  2. Hi Liz,
    I didn't know about Sentimental Fiction. What an interesting blog. I loved this and also I loved the excerpt from your story. It's now in my TBR stack.

    1. Before I started researching "popular authors in the 19th century" neither did I. Who knew Mrs. Southworth was the Nora Roberts of her time? Thanks for stopping by!

  3. Ahh. Brings back memories of graduate school! I love these books too, but for a different reason. Congrats on your new release!

    1. So now you've piqued my curiosity. For what reason do you love these 19th century authors? Thanks for stopping by.
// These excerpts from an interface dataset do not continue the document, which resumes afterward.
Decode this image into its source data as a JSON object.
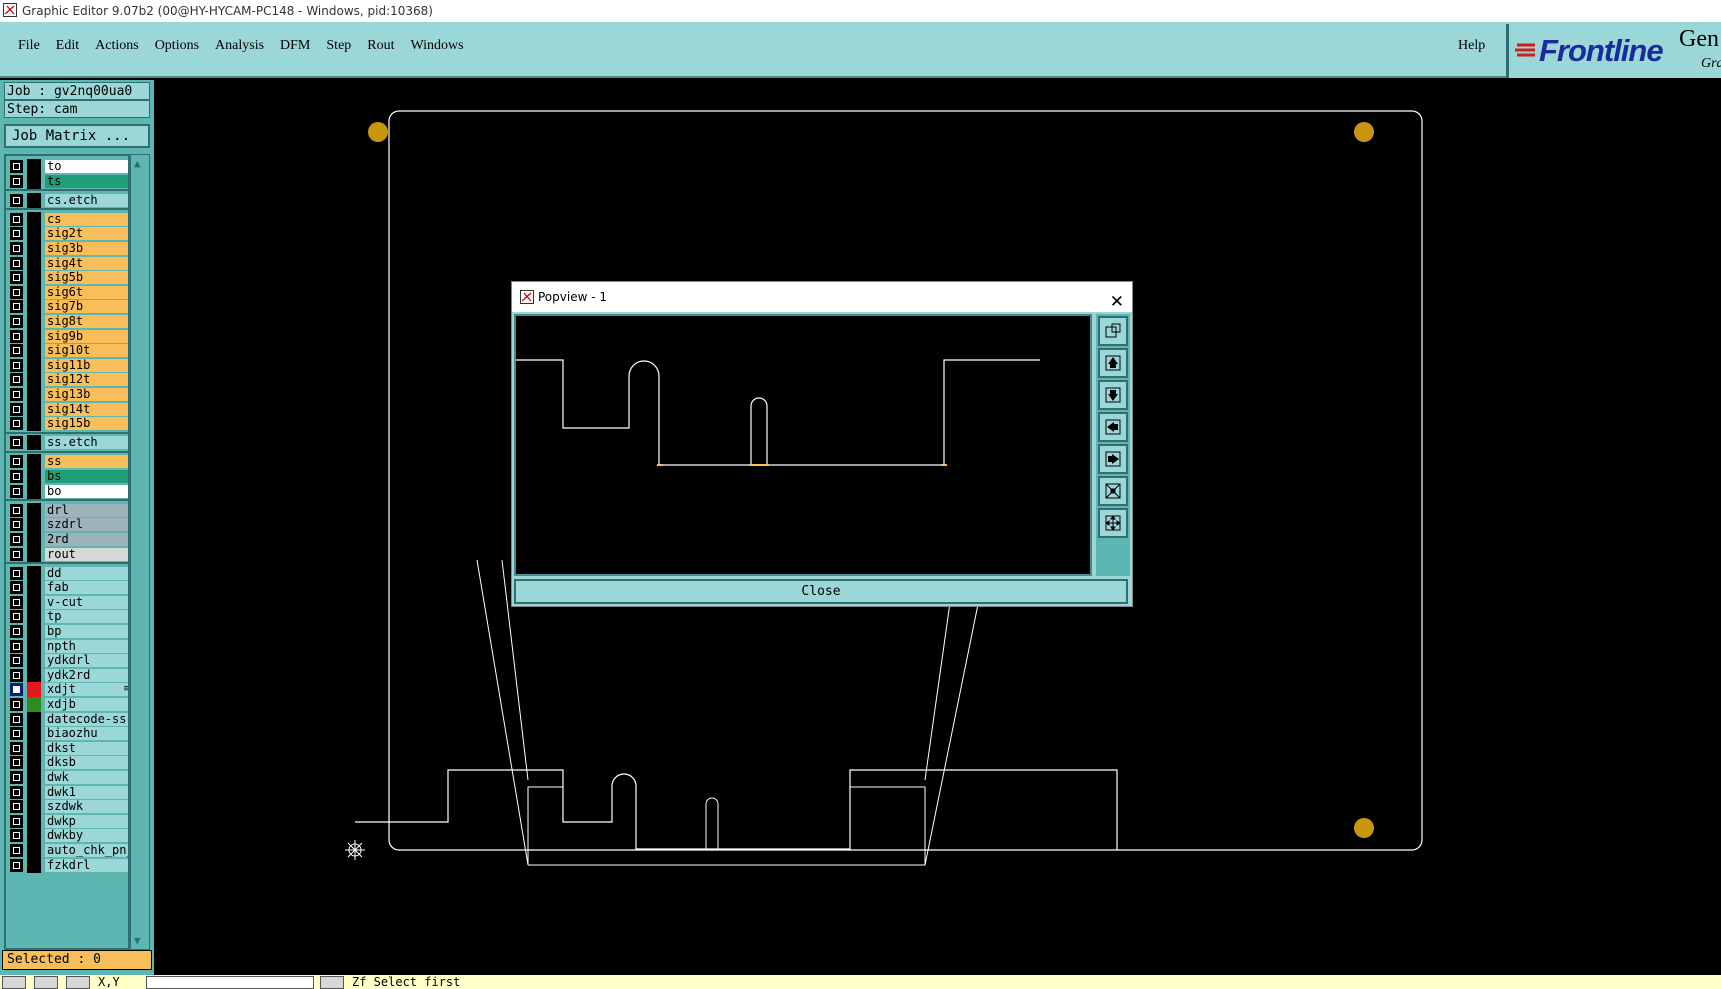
{
  "window": {
    "title": "Graphic Editor 9.07b2 (00@HY-HYCAM-PC148 - Windows, pid:10368)"
  },
  "menu": {
    "items": [
      "File",
      "Edit",
      "Actions",
      "Options",
      "Analysis",
      "DFM",
      "Step",
      "Rout",
      "Windows"
    ],
    "help": "Help"
  },
  "brand": {
    "name": "Frontline",
    "gen": "Gen",
    "gra": "Gra"
  },
  "job": {
    "job_line": "Job : gv2nq00ua0",
    "step_line": "Step: cam",
    "matrix_button": "Job Matrix ..."
  },
  "layers": [
    {
      "name": "to",
      "color": "#ffffff"
    },
    {
      "name": "ts",
      "color": "#1f9e78"
    },
    {
      "name": "cs.etch",
      "color": "#9cd7d8"
    },
    {
      "name": "cs",
      "color": "#f8be5a"
    },
    {
      "name": "sig2t",
      "color": "#f8be5a"
    },
    {
      "name": "sig3b",
      "color": "#f8be5a"
    },
    {
      "name": "sig4t",
      "color": "#f8be5a"
    },
    {
      "name": "sig5b",
      "color": "#f8be5a"
    },
    {
      "name": "sig6t",
      "color": "#f8be5a"
    },
    {
      "name": "sig7b",
      "color": "#f8be5a"
    },
    {
      "name": "sig8t",
      "color": "#f8be5a"
    },
    {
      "name": "sig9b",
      "color": "#f8be5a"
    },
    {
      "name": "sig10t",
      "color": "#f8be5a"
    },
    {
      "name": "sig11b",
      "color": "#f8be5a"
    },
    {
      "name": "sig12t",
      "color": "#f8be5a"
    },
    {
      "name": "sig13b",
      "color": "#f8be5a"
    },
    {
      "name": "sig14t",
      "color": "#f8be5a"
    },
    {
      "name": "sig15b",
      "color": "#f8be5a"
    },
    {
      "name": "ss.etch",
      "color": "#9cd7d8"
    },
    {
      "name": "ss",
      "color": "#f8be5a"
    },
    {
      "name": "bs",
      "color": "#1f9e78"
    },
    {
      "name": "bo",
      "color": "#ffffff"
    },
    {
      "name": "drl",
      "color": "#9db4bc"
    },
    {
      "name": "szdrl",
      "color": "#9db4bc"
    },
    {
      "name": "2rd",
      "color": "#9db4bc"
    },
    {
      "name": "rout",
      "color": "#d8d8d8"
    },
    {
      "name": "dd",
      "color": "#9cd7d8"
    },
    {
      "name": "fab",
      "color": "#9cd7d8"
    },
    {
      "name": "v-cut",
      "color": "#9cd7d8"
    },
    {
      "name": "tp",
      "color": "#9cd7d8"
    },
    {
      "name": "bp",
      "color": "#9cd7d8"
    },
    {
      "name": "npth",
      "color": "#9cd7d8"
    },
    {
      "name": "ydkdrl",
      "color": "#9cd7d8"
    },
    {
      "name": "ydk2rd",
      "color": "#9cd7d8"
    },
    {
      "name": "xdjt",
      "color": "#9cd7d8",
      "active": true,
      "swatch": "#e8141e",
      "marker": "≡"
    },
    {
      "name": "xdjb",
      "color": "#9cd7d8",
      "swatch": "#2e8b1e"
    },
    {
      "name": "datecode-ss",
      "color": "#9cd7d8"
    },
    {
      "name": "biaozhu",
      "color": "#9cd7d8"
    },
    {
      "name": "dkst",
      "color": "#9cd7d8"
    },
    {
      "name": "dksb",
      "color": "#9cd7d8"
    },
    {
      "name": "dwk",
      "color": "#9cd7d8"
    },
    {
      "name": "dwk1",
      "color": "#9cd7d8"
    },
    {
      "name": "szdwk",
      "color": "#9cd7d8"
    },
    {
      "name": "dwkp",
      "color": "#9cd7d8"
    },
    {
      "name": "dwkby",
      "color": "#9cd7d8"
    },
    {
      "name": "auto_chk_pn_",
      "color": "#9cd7d8"
    },
    {
      "name": "fzkdrl",
      "color": "#9cd7d8"
    }
  ],
  "selected": "Selected : 0",
  "popview": {
    "title": "Popview - 1",
    "close_label": "Close"
  },
  "statusbar": {
    "xy_label": "X,Y",
    "message": "Zf  Select first"
  },
  "colors": {
    "panel": "#9cd7d8",
    "panel_dark": "#5db7b0",
    "signal_layer": "#f8be5a",
    "fiducial": "#c8960a"
  }
}
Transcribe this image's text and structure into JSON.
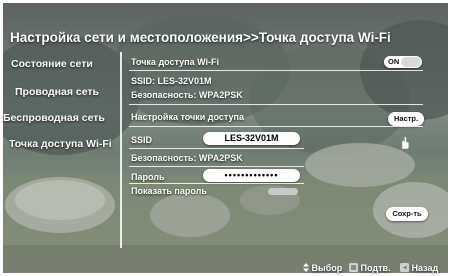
{
  "title": "Настройка сети и местоположения>>Точка доступа Wi-Fi",
  "sidebar": {
    "items": [
      {
        "label": "Состояние сети"
      },
      {
        "label": "Проводная сеть"
      },
      {
        "label": "Беспроводная сеть"
      },
      {
        "label": "Точка доступа Wi-Fi"
      }
    ]
  },
  "main": {
    "hotspot_label": "Точка доступа Wi-Fi",
    "hotspot_toggle": "ON",
    "ssid_info": "SSID: LES-32V01M",
    "security_info": "Безопасность: WPA2PSK",
    "setup_label": "Настройка точки доступа",
    "setup_button": "Настр.",
    "ssid_label": "SSID",
    "ssid_value": "LES-32V01M",
    "security_label": "Безопасность: WPA2PSK",
    "password_label": "Пароль",
    "password_value": "•••••••••••••",
    "show_password_label": "Показать пароль",
    "save_button": "Сохр-ть"
  },
  "footer": {
    "select": "Выбор",
    "confirm": "Подтв.",
    "back": "Назад"
  }
}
  4. Fascinating post - you know your history! Thanks for sharing a small bit of your knowledge with us!

    1. Oh, I'm not knowledgable as much as curious. You know me. I enjoy researching my stories as much as I do writing them. Thanks for stopping by.

  5. Oh Elisabeth! This is wonderful stuff. I wish I had one of those early novels. It would be a treasure indeed. I'd love to have known E.D.E.N! Love how she signed her name. Very feisty and those are the most interesting women. She is the kind of woman we write about today in our stories. Thank you so much for sharing. I enjoyed this so much.

    1. You can purchase The Hidden Hand. Just go search for it on Amazon. Some bookseller out there will have it. I've picked up a copy, but I'm currently searching for an earlier printing. That would truly be a treasure. I loved researching this, and using references from Mrs. Southworth's most popular novel in my book. Such fun. Thanks for stopping by and commenting.

  6. Fascinating. I don't know these ladies, but I must make their acquaintance. My 19th century passions were the swashbucklers—Dumas and Scott.

    1. I love swashbucklers, too. These books focus more on heroines (the heroes aren't nearly as interesting as the villains). Check out The Hidden Hand by E.D.E.N Southworth. I loved Capitola and enjoyed creating a spunky heroine like her. Thanks for stopping by!

  7. Hi, E E! I love the historical books written by women that you showcased. I love how they pulled on their big girl boots and took life into their own hands. Fascinating.

    1. They were strong, smart, influential women, for sure! Thanks for stopping by.

  8. My favorite genre is western based book! This book sounds wonderful. Thanks or sharing the pictures and info.